I choose my clothes based on comfort. Unfortunately, our society has many opinions about what plus size women should or should not wear. However, the same does not apply for the straight size women. Woman’s size should never restrict what kinds of clothes she is able to wear.
The question of should a plus size or curvy woman be wearing certain things is infuriating. When it comes to straight-size fashion, all styles are fair game. Clothing options should not be different for curvy women. We should be given options and not be told that we cannot wear something before I even try it on.
I am size 20 and sometimes it is difficult to find nice clothes in certain shops, but I still believe that I look nice in most of my clothes. Sometimes a tailor makes my clothes. But, not all the time, maybe for special occasions.
Marriage & children
Are you married? Do you have children?
I have not met my significant other yet…so I am not married. I love children a lot, and when I was growing up, I had a dream of having over five children of my own, but currently I consider my siblings’ and friends’ kids as my own.

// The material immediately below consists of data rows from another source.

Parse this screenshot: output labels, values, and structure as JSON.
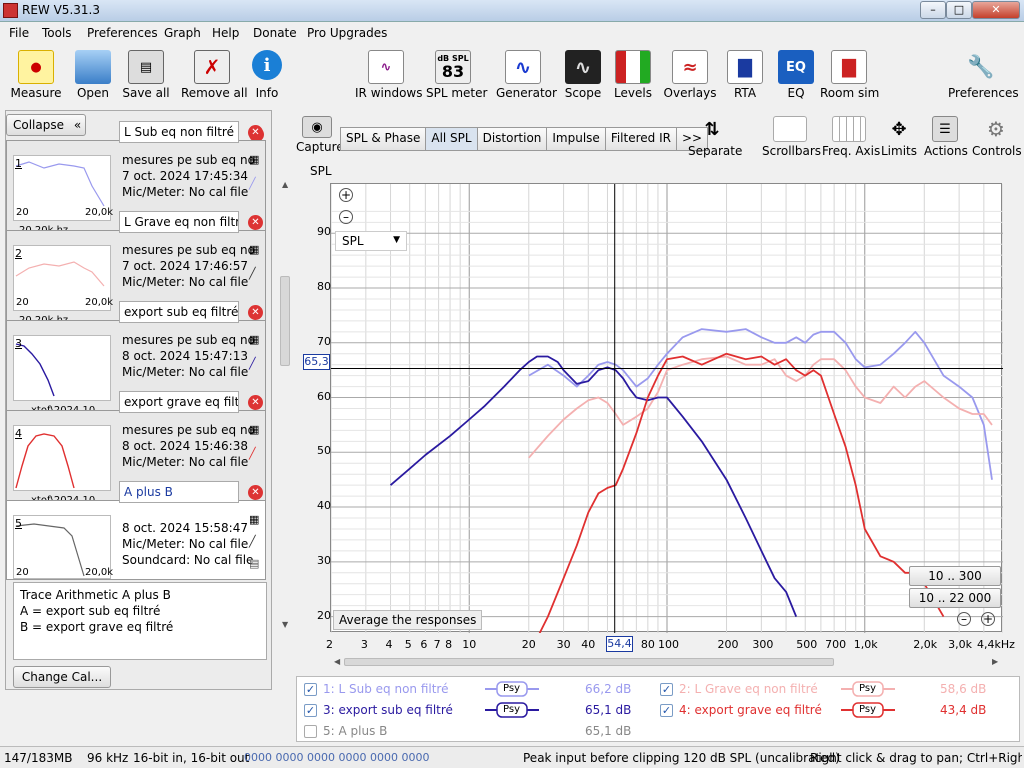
{
  "window": {
    "title": "REW V5.31.3"
  },
  "menu": [
    "File",
    "Tools",
    "Preferences",
    "Graph",
    "Help",
    "Donate",
    "Pro Upgrades"
  ],
  "toolbar": {
    "measure": "Measure",
    "open": "Open",
    "save_all": "Save all",
    "remove_all": "Remove all",
    "info": "Info",
    "ir_windows": "IR windows",
    "spl_meter": "SPL meter",
    "spl_meter_top": "dB SPL",
    "spl_meter_value": "83",
    "generator": "Generator",
    "scope": "Scope",
    "levels": "Levels",
    "overlays": "Overlays",
    "rta": "RTA",
    "eq": "EQ",
    "room_sim": "Room sim",
    "preferences": "Preferences"
  },
  "left": {
    "collapse": "Collapse",
    "measurements": [
      {
        "num": "1",
        "name": "L Sub eq non filtré",
        "l1": "mesures pe sub eq no",
        "l2": "7 oct. 2024 17:45:34",
        "l3": "Mic/Meter: No cal file",
        "tick_l": "20",
        "tick_r": "20,0k",
        "bottom": "20 20k hz"
      },
      {
        "num": "2",
        "name": "L Grave eq non filtré",
        "l1": "mesures pe sub eq no",
        "l2": "7 oct. 2024 17:46:57",
        "l3": "Mic/Meter: No cal file",
        "tick_l": "20",
        "tick_r": "20,0k",
        "bottom": "20 20k hz"
      },
      {
        "num": "3",
        "name": "export sub eq filtré",
        "l1": "mesures pe sub eq no",
        "l2": "8 oct. 2024 15:47:13",
        "l3": "Mic/Meter: No cal file",
        "tick_l": "",
        "tick_r": "",
        "bottom": "xtof\\2024 10"
      },
      {
        "num": "4",
        "name": "export grave eq filtré",
        "l1": "mesures pe sub eq no",
        "l2": "8 oct. 2024 15:46:38",
        "l3": "Mic/Meter: No cal file",
        "tick_l": "",
        "tick_r": "",
        "bottom": "xtof\\2024 10"
      },
      {
        "num": "5",
        "name": "A plus B",
        "l1": "8 oct. 2024 15:58:47",
        "l2": "Mic/Meter: No cal file",
        "l3": "Soundcard: No cal file",
        "tick_l": "20",
        "tick_r": "20,0k",
        "bottom": ""
      }
    ],
    "notes": [
      "Trace Arithmetic A plus B",
      "A = export sub eq filtré",
      "B = export grave eq filtré"
    ],
    "change_cal": "Change Cal..."
  },
  "graph": {
    "capture": "Capture",
    "tabs": [
      "SPL & Phase",
      "All SPL",
      "Distortion",
      "Impulse",
      "Filtered IR",
      ">>"
    ],
    "active_tab": "All SPL",
    "right_tools": [
      "Separate",
      "Scrollbars",
      "Freq. Axis",
      "Limits",
      "Actions",
      "Controls"
    ],
    "y_unit": "SPL",
    "dropdown": "SPL",
    "cursor_y": "65,3",
    "cursor_x": "54,4",
    "avg_button": "Average the responses",
    "range_btn1": "10 .. 300",
    "range_btn2": "10 .. 22 000"
  },
  "chart_data": {
    "type": "line",
    "ylabel": "SPL",
    "xlabel": "",
    "x_scale": "log",
    "xlim": [
      2,
      5000
    ],
    "ylim": [
      17,
      99
    ],
    "y_ticks": [
      "90",
      "80",
      "70",
      "60",
      "50",
      "40",
      "30",
      "20"
    ],
    "x_ticks": [
      "2",
      "3",
      "4",
      "5",
      "6",
      "7",
      "8",
      "10",
      "20",
      "30",
      "40",
      "80",
      "100",
      "200",
      "300",
      "500",
      "700",
      "1,0k",
      "2,0k",
      "3,0k",
      "4,4kHz"
    ],
    "series": [
      {
        "name": "1: L Sub eq non filtré",
        "color": "#9999ee",
        "x": [
          20,
          25,
          30,
          35,
          40,
          45,
          50,
          55,
          60,
          70,
          80,
          90,
          100,
          120,
          150,
          200,
          250,
          300,
          350,
          400,
          450,
          500,
          550,
          600,
          700,
          800,
          900,
          1000,
          1200,
          1400,
          1600,
          1800,
          2000,
          2500,
          3000,
          3500,
          4000,
          4400
        ],
        "y": [
          64,
          66,
          64,
          62,
          64,
          66,
          66.5,
          66,
          65,
          62,
          63.5,
          66,
          68,
          71,
          72.5,
          72,
          72.5,
          71,
          70,
          70,
          71,
          70,
          71.5,
          72,
          72,
          70,
          67,
          65.5,
          66,
          68,
          70,
          72,
          70,
          64,
          62,
          60,
          55,
          45
        ]
      },
      {
        "name": "2: L Grave eq non filtré",
        "color": "#f4b0b0",
        "x": [
          20,
          25,
          30,
          35,
          40,
          45,
          50,
          55,
          60,
          70,
          80,
          90,
          100,
          120,
          150,
          200,
          250,
          300,
          350,
          400,
          450,
          500,
          550,
          600,
          700,
          800,
          900,
          1000,
          1200,
          1400,
          1600,
          1800,
          2000,
          2500,
          3000,
          3500,
          4000,
          4400
        ],
        "y": [
          49,
          53,
          56,
          58,
          59.5,
          60,
          59,
          57,
          55,
          56.5,
          58,
          61,
          65,
          66,
          67,
          67.5,
          66,
          66,
          67,
          64,
          63,
          64,
          66,
          67,
          67,
          65,
          62,
          60,
          59,
          62,
          60,
          62,
          63,
          60,
          58,
          57,
          57,
          55
        ]
      },
      {
        "name": "3: export sub eq filtré",
        "color": "#2a1aa0",
        "x": [
          4,
          5,
          6,
          8,
          10,
          12,
          15,
          18,
          20,
          22,
          25,
          28,
          30,
          35,
          40,
          45,
          50,
          55,
          60,
          65,
          70,
          80,
          90,
          100,
          120,
          150,
          200,
          250,
          300,
          350,
          400,
          450
        ],
        "y": [
          44,
          47,
          49.5,
          53,
          56,
          58.5,
          62,
          65,
          66.5,
          67.5,
          67.5,
          66.5,
          65,
          62.5,
          63,
          65,
          65.5,
          65,
          63.5,
          61.5,
          60,
          59.5,
          60,
          60,
          56.5,
          52,
          45,
          38,
          32,
          27,
          24.5,
          20
        ]
      },
      {
        "name": "4: export grave eq filtré",
        "color": "#e03030",
        "x": [
          20,
          25,
          30,
          35,
          40,
          45,
          50,
          55,
          60,
          70,
          80,
          90,
          100,
          120,
          150,
          200,
          250,
          300,
          350,
          400,
          450,
          500,
          550,
          600,
          700,
          800,
          900,
          1000,
          1200,
          1400,
          1600,
          1800,
          2000,
          2500
        ],
        "y": [
          13,
          20,
          27,
          33,
          39,
          42.5,
          43.5,
          44,
          47,
          53.5,
          60,
          64,
          67,
          67.5,
          66,
          68,
          67,
          67.5,
          66,
          67,
          65,
          64,
          65,
          64,
          57,
          51,
          44,
          36,
          31,
          30,
          28,
          28,
          26,
          20
        ]
      },
      {
        "name": "5: A plus B",
        "color": "#888888",
        "x": [],
        "y": []
      }
    ]
  },
  "legend": [
    {
      "label": "1: L Sub eq non filtré",
      "checked": true,
      "psy": "Psy",
      "db": "66,2 dB",
      "color": "#9999ee"
    },
    {
      "label": "2: L Grave eq non filtré",
      "checked": true,
      "psy": "Psy",
      "db": "58,6 dB",
      "color": "#f4b0b0"
    },
    {
      "label": "3: export sub eq filtré",
      "checked": true,
      "psy": "Psy",
      "db": "65,1 dB",
      "color": "#2a1aa0"
    },
    {
      "label": "4: export grave eq filtré",
      "checked": true,
      "psy": "Psy",
      "db": "43,4 dB",
      "color": "#e03030"
    },
    {
      "label": "5: A plus B",
      "checked": false,
      "psy": "",
      "db": "65,1 dB",
      "color": "#888888"
    }
  ],
  "status": {
    "memory": "147/183MB",
    "rate": "96 kHz",
    "bits": "16-bit in, 16-bit out",
    "levels": "0000 0000 0000 0000 0000 0000",
    "clip": "Peak input before clipping 120 dB SPL (uncalibrated)",
    "hint": "Right click & drag to pan; Ctrl+Right click"
  }
}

Quite honestly, I had a good upbringing. I am coming from a family of full figured people, from my great grandparents to our generation, so being big is part of the family, such that when one is slim, they would be teased to eat more so that they gain weight.

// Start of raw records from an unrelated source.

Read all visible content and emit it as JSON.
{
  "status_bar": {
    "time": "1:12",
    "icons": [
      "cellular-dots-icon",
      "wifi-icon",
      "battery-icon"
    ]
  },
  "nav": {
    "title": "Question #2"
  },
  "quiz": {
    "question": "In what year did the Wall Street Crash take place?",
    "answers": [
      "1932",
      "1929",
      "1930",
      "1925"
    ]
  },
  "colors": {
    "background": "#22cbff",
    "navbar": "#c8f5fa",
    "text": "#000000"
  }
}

As a full figured woman, what is your lifestyle like? What are your hobbies? Do you read? Do you go to the gym? What type of food do you eat and why?

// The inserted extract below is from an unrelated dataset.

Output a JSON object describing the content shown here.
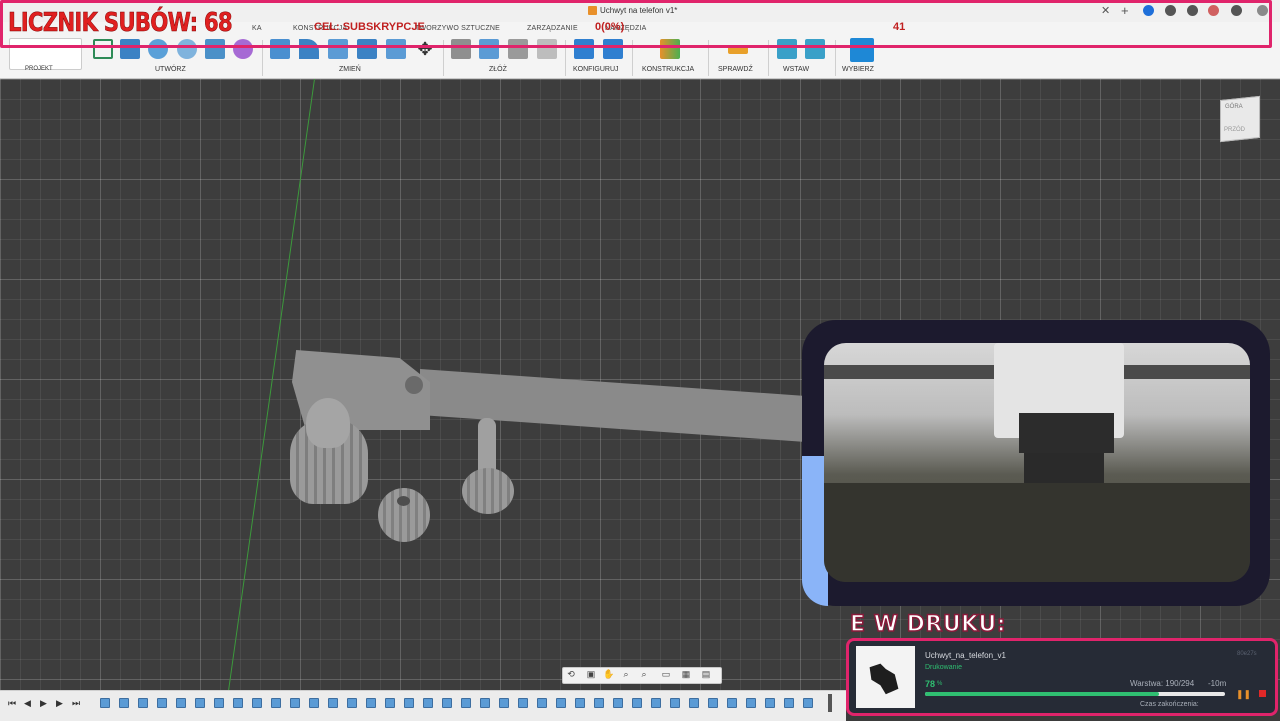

I have a normal lifestyle; I have a day job. When I remembered lol), I walk about 2 km, which has nothing to do with my weight, but mostly to stretch my legs, get some fresh air and think. I try to eat well to avoid health issues, such as cholesterol, blood pressure, among others. Essentially, I live a normal life.
In my free time, I go to the movies, gospel shows, church and spend time with my family and friends. I do read, but I am not a bookworm.
Do you go to the beach if you have a chance? If you ever go to the beach, aren’t you perhaps scared that people must try to whisper about your size? Can full figured women live different lifestyles? If yes, why?
I live far from the beach, but when I go, I gear up with my swimsuit and enjoy myself. I have no business with what people think or say about me. I cannot deprive myself because I am full-figured, I do me!
Do you like travelling? Solo or in groups? Have you ever travelled outside South Africa? If yes, where? On holiday or work assignments.
I love holiday traveling, I like exploring other parts of the country beside my city. That helps create memories that will last forever. I do both solo and travel with close people. Sadly, I have not travelled outside South Africa. But it is on my bucket list.
Do you want to go into business? What would you do when you retire?
Yes, I am working on a small business start-up. It is good to supplement my income, especially in this current economy crisis, and maintain my life and travel when I retire.
If you were to give an advice to all the plus size sisters advice, what would you say? Please say it loud and clear.
Sexy Queens, true beauty is power. To change yourself and to conform to anyone else’s standards of beauty is to change your essence. Beauty comes in all shapes and sizes, but sometimes it can be hard to remember that on a day when you are feeling down. It’s all about accepting yourself the way you are. If you want to work towards a “better you” in whatever regard…do it
- Look in the mirror and tell yourself that you are perfect just the way you are
- Stay positive and don’t let other people’s doubts slow you down
- Know that body shape and size does not equate to good health
- Prioritising confidence and self-awareness will make you happier
- Don’t be your own worst enemy, your confidence and self-love can pave the way for others…Love yourself.